Boston’s talent pool is unparalleled. The current dialogue around the city is that, if this ecosystem is built the right way, Boston may manage to keep some of the great companies that originate here. Entrepreneurs from Boston and/or its schools that left to build their companies elsewhere resulted in some of tech’s biggest names, such as Microsoft, Facebook, Dropbox, and YCombinator. It is too simple to say they all left because they wanted better weather. It is more true to say Boston never put up a fight to keep them here in the first place. With Harvard’s Allston plans and an entrepreneurial ecosystem that includes new players such as NextView Ventures, that may finally be changing.

Buildings That Buzz


When I was a freshman, a wise mentor told me, “Pick your major based on something for which the Stanford engineering department is creating new buildings.” That made a lot of sense to me, and at the time, it restricted my choices to energy and environment, material science, or computer science.

In a positive twist, that advice would be far less helpful to Harvard undergrads today. Harvard’s new master plan in Allston is to build an entire science and engineering campus … from scratch. Billed as “a campus for Harvard’s next century,” the new buildings are a real estate manifestation of what is happening here in Boston, from the Harvard computer science department doubling thanks to Steve Ballmer’s recent gift to a wave of funding for startups coming out of Harvard Business School. Harvard is betting big that a mashup of business school and engineering buildings will make each better.

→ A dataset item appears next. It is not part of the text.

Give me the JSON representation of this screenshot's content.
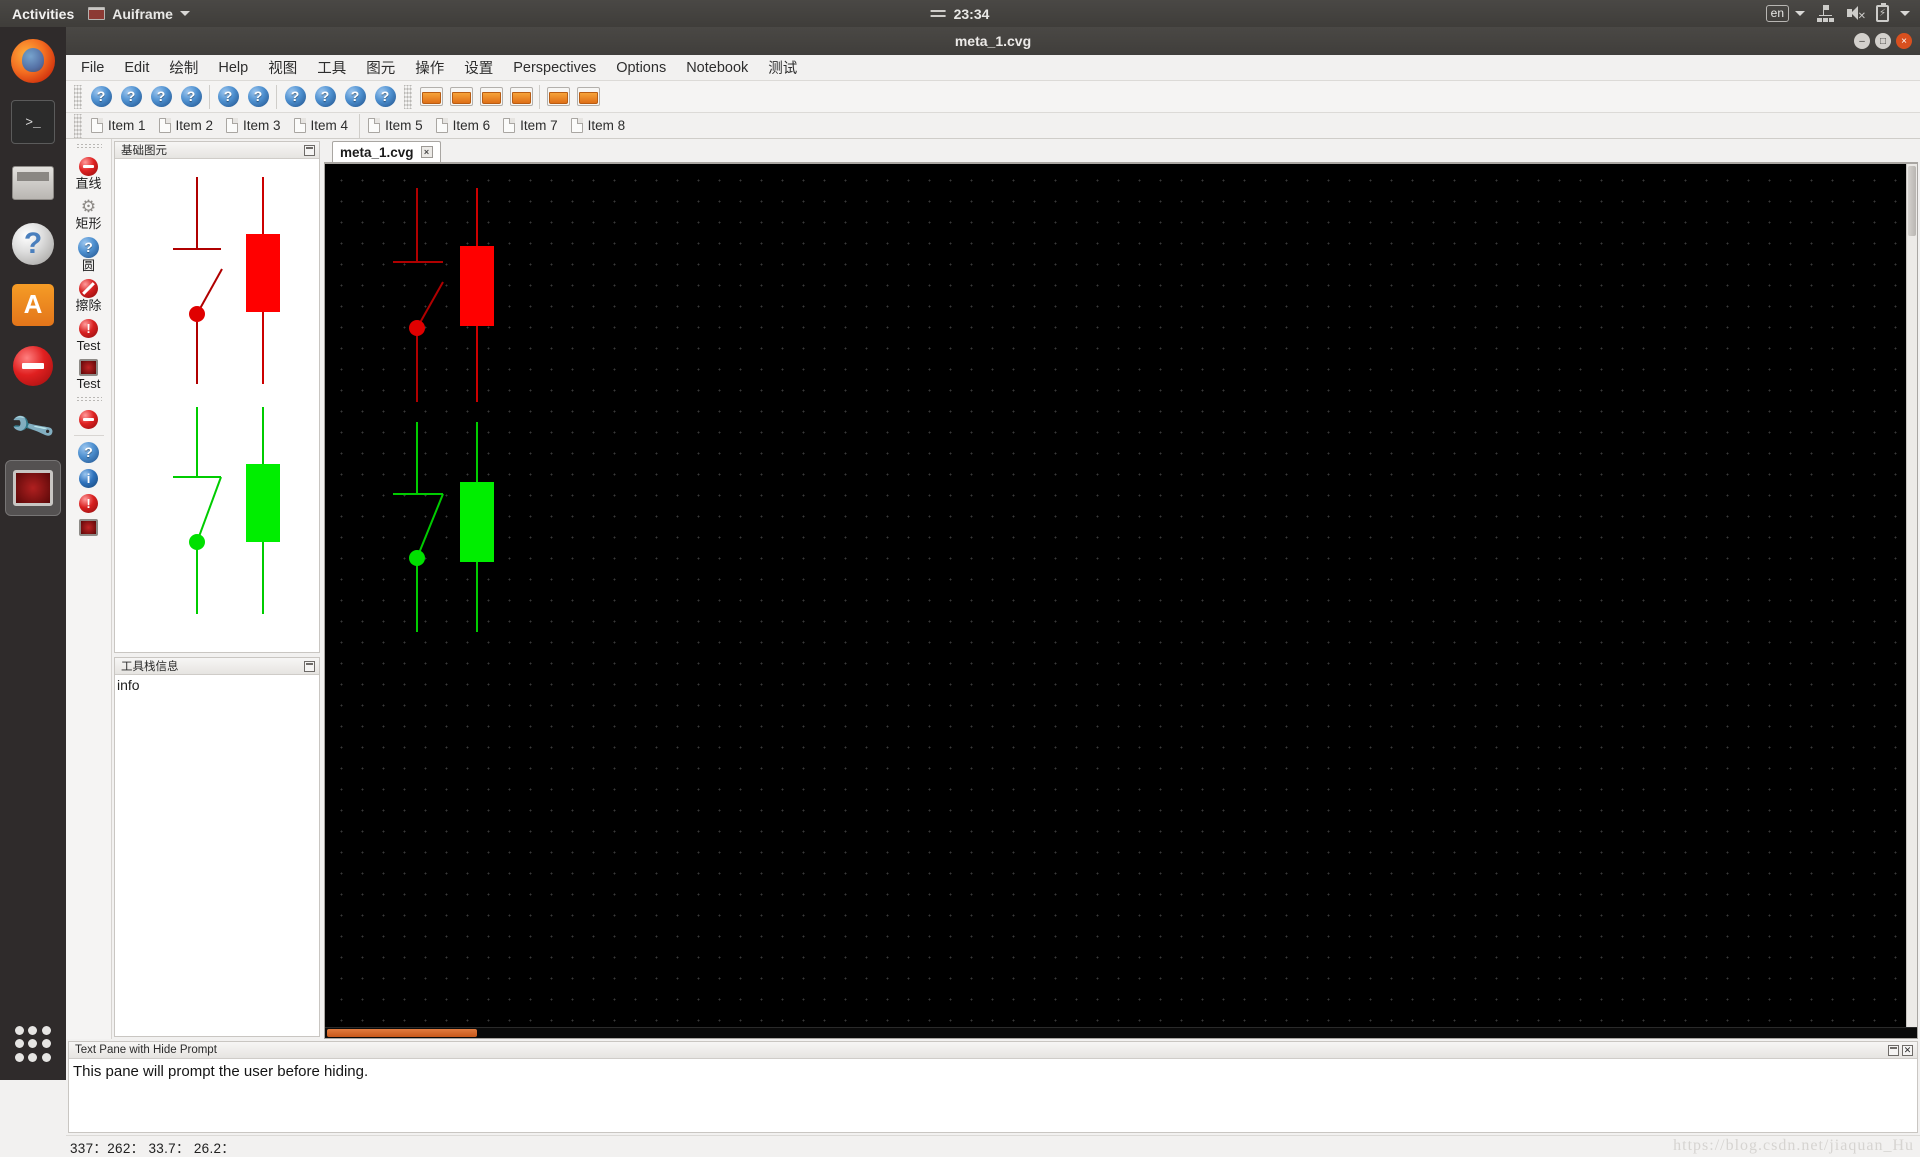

This plan for expansion didn’t always seem so likely. Harvard’s original plans were scrapped following the 2008 financial crisis, as the Harvard endowment failed to deliver the performance that was required to fund the new campus. But today, the development is back on track and, given Harvard’s centuries-long history, a five-year delay is barely noticeable anyway.

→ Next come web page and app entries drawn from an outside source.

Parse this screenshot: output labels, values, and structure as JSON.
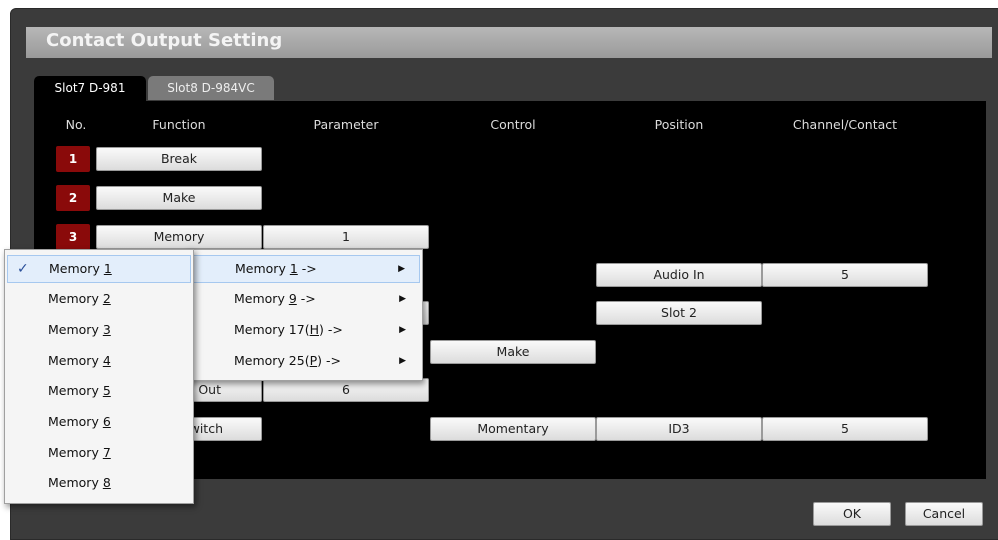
{
  "window": {
    "title": "Contact Output Setting"
  },
  "tabs": [
    {
      "label": "Slot7 D-981",
      "active": true
    },
    {
      "label": "Slot8 D-984VC",
      "active": false
    }
  ],
  "table": {
    "headers": [
      "No.",
      "Function",
      "Parameter",
      "Control",
      "Position",
      "Channel/Contact"
    ],
    "rows": [
      {
        "no": "1",
        "function": "Break"
      },
      {
        "no": "2",
        "function": "Make"
      },
      {
        "no": "3",
        "function": "Memory",
        "parameter": "1"
      },
      {
        "position": "Audio In",
        "channel": "5"
      },
      {
        "position": "Slot 2"
      },
      {
        "control": "Make"
      },
      {
        "function": "Out",
        "parameter": "6"
      },
      {
        "function": "witch",
        "control": "Momentary",
        "position": "ID3",
        "channel": "5"
      }
    ]
  },
  "memory_menu": {
    "items": [
      {
        "prefix": "Memory ",
        "key": "1",
        "checked": true
      },
      {
        "prefix": "Memory ",
        "key": "2"
      },
      {
        "prefix": "Memory ",
        "key": "3"
      },
      {
        "prefix": "Memory ",
        "key": "4"
      },
      {
        "prefix": "Memory ",
        "key": "5"
      },
      {
        "prefix": "Memory ",
        "key": "6"
      },
      {
        "prefix": "Memory ",
        "key": "7"
      },
      {
        "prefix": "Memory ",
        "key": "8"
      }
    ],
    "check_glyph": "✓"
  },
  "group_menu": {
    "items": [
      {
        "prefix": "Memory ",
        "key": "1",
        "suffix": " ->"
      },
      {
        "prefix": "Memory ",
        "key": "9",
        "suffix": " ->"
      },
      {
        "prefix": "Memory 17(",
        "key": "H",
        "suffix": ") ->"
      },
      {
        "prefix": "Memory 25(",
        "key": "P",
        "suffix": ") ->"
      }
    ],
    "arrow_glyph": "▶"
  },
  "footer": {
    "ok_label": "OK",
    "cancel_label": "Cancel"
  }
}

The current plan calls for a new greenway connecting the business school to the new Science & Enterprise District housing the engineering schools and other research facilities. Some of the buildings that are already up and running, such as Harvard’s i-Lab, may feel slightly isolated today but will make more sense when surrounded by a buzzing engineering campus. Having already been endowed with some of the richest talent pools, world-class academics, and plenty of capital, Harvard is aligning all the elements required for the sort of commercially-minded technology development that is the hallmark of the 21st century.

Buildings are important, because buildings are a preview of things to come. But real estate is nothing without the people that house it, and a thriving ecosystem that takes half-baked ideas out of universities and into the real world needs entities to fund them to become stand-alone companies.

Lee Hower, Rob Go, and David Beisel created NextView Ventures in 2010 to build a seed-stage fund that can serve as entrepreneurs’ first call specifically in the Boston ecosystem. Having previously lived and worked in cities where tech entrepreneurship drives the local economy, such as San Francisco, Seattle, Tel Aviv, and Berlin, I see the need for that in Boston quite clearly. It’s that first gentle, commercial push for student ideas that need to get out in the market. It’s that first institutional touch that raises the stakes and turns a project into a company. And done well, local seed capital can be the catalyst for the new Harvard engineering campus in Allston.

I’m excited to work with the NextView team to examine some of the recent startup successes coming out of Boston and to help foster a community that is more active and supportive of Boston’s entrepreneurs. Someday perhaps, the space in these buildings under construction in Allston will fill with a buzz that spills out of those buildings and changes all of Boston and hopefully the world.

You can watch a video from Harvard about their Allston expansion and future vision here.